Rio de Janeiro is rightfully and proudly celebrating a historic victory: being named the host city for the 2016 Summer Olympics, the first South American city to host one of humankind's truly global extravaganzas. If all goes right, it will be a most memorable celebration. Athletes will participate either in or close to world famous icons such as the Maracana soccer stadium, the spiritual home of the "beautiful game," and bodacious Copacabana beach. Some events, like rowing or triathlon, will take place in the shadow of Sugarloaf mountain and the outstretched arms of Christ the Redeemer. Ah, but note that conditional: if all goes right. There is much preparation and building to do. And if it all doesn't go right, the Olympic celebration is likely to lead to much recrimination.
Cariocas, as the residents of Rio call themselves, are still reeling from the cost of the last big athletic event held in their city. The budget for the Pan American Games of 2007 was $177 million. It probably cost several times that at the end (some reports estimate it at close to $2 billion). For the biggest athletic event of all, the Rio Olympic organizing committee has set its budget at $2.82 billion, with another $11.1 billion going to related expenses such as transport, power and security. (Another $170 million has been set aside for the Paralympic Games which usually follow right after the Olympics.)
There are eight existing venues that need to be renovated in time for the Games, including the João Havelange Stadium where the track and field events will take place. Three of the venues are new, built for the Pan Am Games; however, they do not meet the IOC's size or technical standards. The velodrome for track cycling, the aquatics center for diving and water polo and the João Havelange Stadium all need extensive work. The existing sites for archery, sailing, rowing, equestrian, shooting, kayak and rowing, as well as the route of the marathon also need work. All told $200 million has been set aside for upgrades.
Meanwhile, another 11 permanent venues costing an estimated $674 million are to be constructed for basketball, judo, taekwondo, wrestling, handball, modern pentathlon, fencing, tennis, swimming and synchronized swimming, canoe and kayak slaloms, and BMX cycling. Then, at least $78 million will be spent on seven temporary structures for beach volleyball, triathlon, marathon swimming, race walking, road cycling, weightlifting, hockey, mountain biking and modern pentathlon. Rio has promised to spend $427 million on an athlete's village that replicates "the outdoor lifestyle of Rio's beachside neighborhoods" (and no doubt swings to the sounds of samba and bossa nova). And, for an even greater taste of Brazil, a dedicated shuttle bus will take athletes to a beach set aside exclusively for participants.
As if that isn't enough to deal with, two very large issues are tourist lodgings and security.
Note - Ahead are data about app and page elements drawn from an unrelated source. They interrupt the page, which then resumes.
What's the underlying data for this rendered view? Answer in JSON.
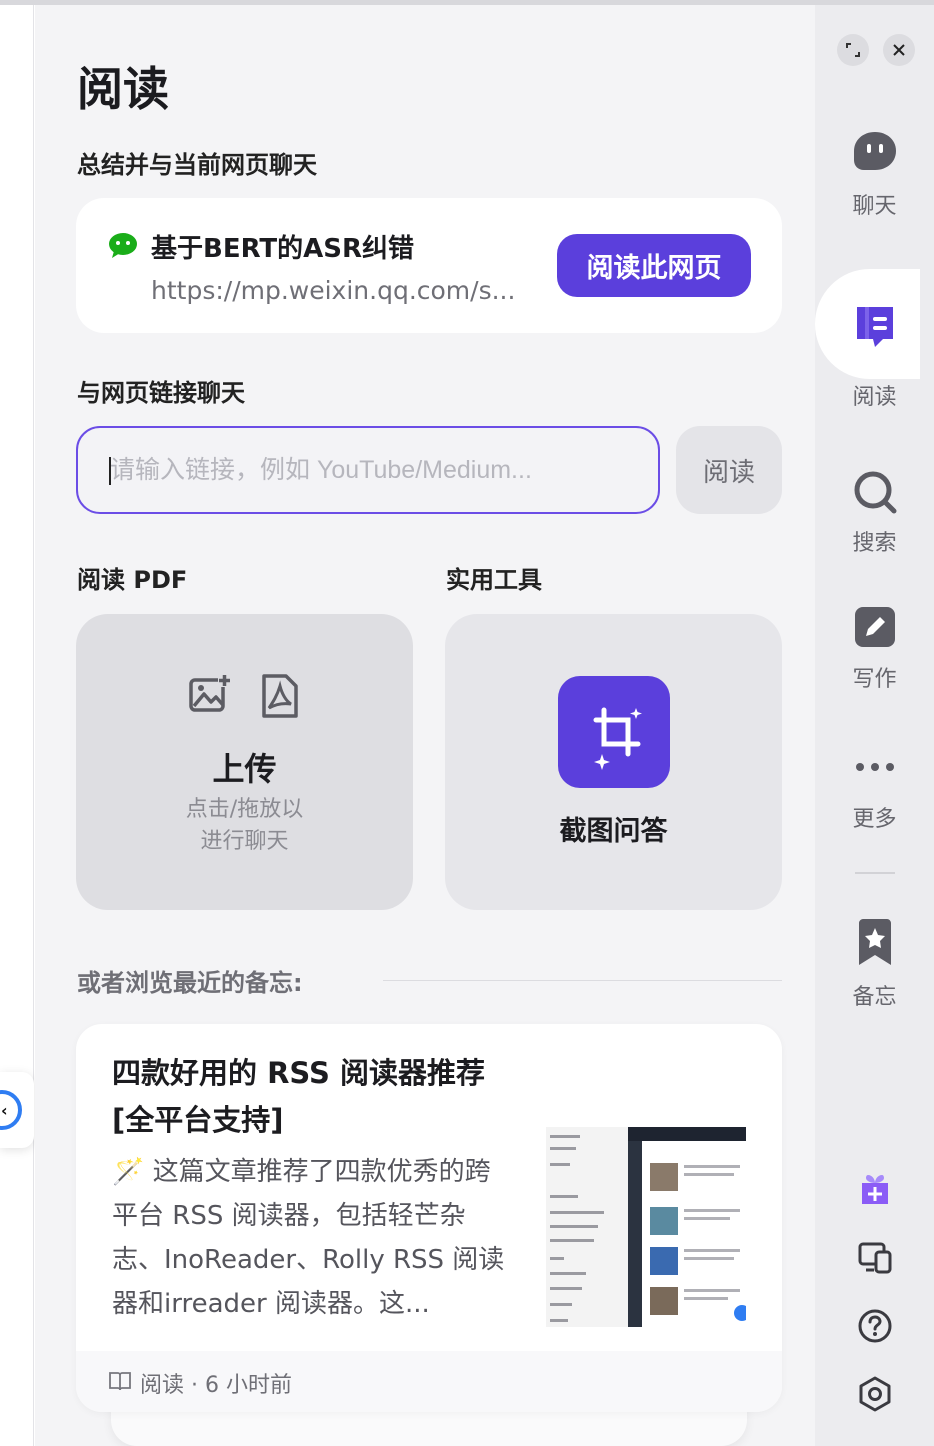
{
  "main": {
    "title": "阅读",
    "summary_section_title": "总结并与当前网页聊天",
    "current_page": {
      "title": "基于BERT的ASR纠错",
      "url": "https://mp.weixin.qq.com/s...",
      "button_label": "阅读此网页"
    },
    "link_section_title": "与网页链接聊天",
    "link_input": {
      "value": "",
      "placeholder": "请输入链接，例如 YouTube/Medium...",
      "button_label": "阅读"
    },
    "pdf_section_title": "阅读 PDF",
    "tools_section_title": "实用工具",
    "upload": {
      "title": "上传",
      "subtitle_line1": "点击/拖放以",
      "subtitle_line2": "进行聊天"
    },
    "screenshot_tool": {
      "label": "截图问答"
    },
    "recent_label": "或者浏览最近的备忘:",
    "recent_memo": {
      "title": "四款好用的 RSS 阅读器推荐[全平台支持]",
      "summary": "这篇文章推荐了四款优秀的跨平台 RSS 阅读器，包括轻芒杂志、InoReader、Rolly RSS 阅读器和irreader 阅读器。这...",
      "summary_icon": "magic-wand-icon",
      "footer": "阅读 · 6 小时前"
    }
  },
  "sidebar": {
    "window_buttons": [
      "expand-icon",
      "close-icon"
    ],
    "items": [
      {
        "label": "聊天",
        "icon": "chat-bubble-icon",
        "active": false
      },
      {
        "label": "阅读",
        "icon": "read-book-icon",
        "active": true
      },
      {
        "label": "搜索",
        "icon": "search-icon",
        "active": false
      },
      {
        "label": "写作",
        "icon": "write-pencil-icon",
        "active": false
      },
      {
        "label": "更多",
        "icon": "more-dots-icon",
        "active": false
      },
      {
        "label": "备忘",
        "icon": "bookmark-star-icon",
        "active": false
      }
    ],
    "bottom_icons": [
      "gift-icon",
      "devices-icon",
      "help-icon",
      "settings-icon"
    ]
  },
  "colors": {
    "accent": "#5b3fdc",
    "background": "#f4f4f6",
    "sidebar": "#ececef",
    "wechat": "#1aad19"
  }
}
Rio lacks hotel rooms, and although it has promised to increase the number available before 2016, some of the promised beds are on private cruise ships, a situation that worried the IOC enough to question the strategy's reliability and accountability. Another issue is street violence. The games committee lauded what they called Rio's "increased public safety and reductions in crime." But the number of homicides in the city is rising again and is up 9.9% so far this year. Officials would likely flood the city with troops and police as they did for the Pan Am Games in 2007. But such a military presence will weigh down any party atmosphere. Safety remains a troubling issue.
Nevertheless winning the Games is a huge boost for Rio. The decision promises to transform a city that has fallen into disrepair and has been looking for a purpose since losing its capital city status in 1960 to the modernist built-to-order jungle metropolis of Brasilia. The massive investment will rejuvenate it. In fact, organizers and government administrators believe that every Brazilian real spent on the Games will generate three in profit.
The entire Olympic bid has been extremely popular: one study showed 85% of Cariocas and 69% of Brazilians supported the city's candidacy. Indeed, Cariocas consider the 2007 Pan American Games a big success, but they do so by overlooking the costs and organizational snafus. To secure the Pan Ams, Rio promised to transform the city with a new ring road system, a "via light" highway, a new state highway and 54 km of new metro line. Guanabara Bay, the fetid body of water whose smell assails visitors driving into town from the international airport, was to be cleaned up. None of those plans came to fruition, prompting the current mayor, and former state Sports Secretary, to admit that the city promised too much and provided too little.
The Brazilian government may have to step in to help out. How it will do so will be clearer in the next two years as the country prepares for the 2014 World Cup. So far, the indications are not great. The country was awarded soccer's big championship almost two years ago, but work has yet to start on the 12 stadiums needed for that spectacle. Meanwhile, a much-talked about bullet train linking São Paulo and Rio is yet to leave the drawing board. Many officials now doubt whether it will be ready in time for the World Cup. Brazil and Rio can party now and celebrate. But then it's time to roll up sleeves. There's a ton of work to do if they want to throw an even bigger party in 2016.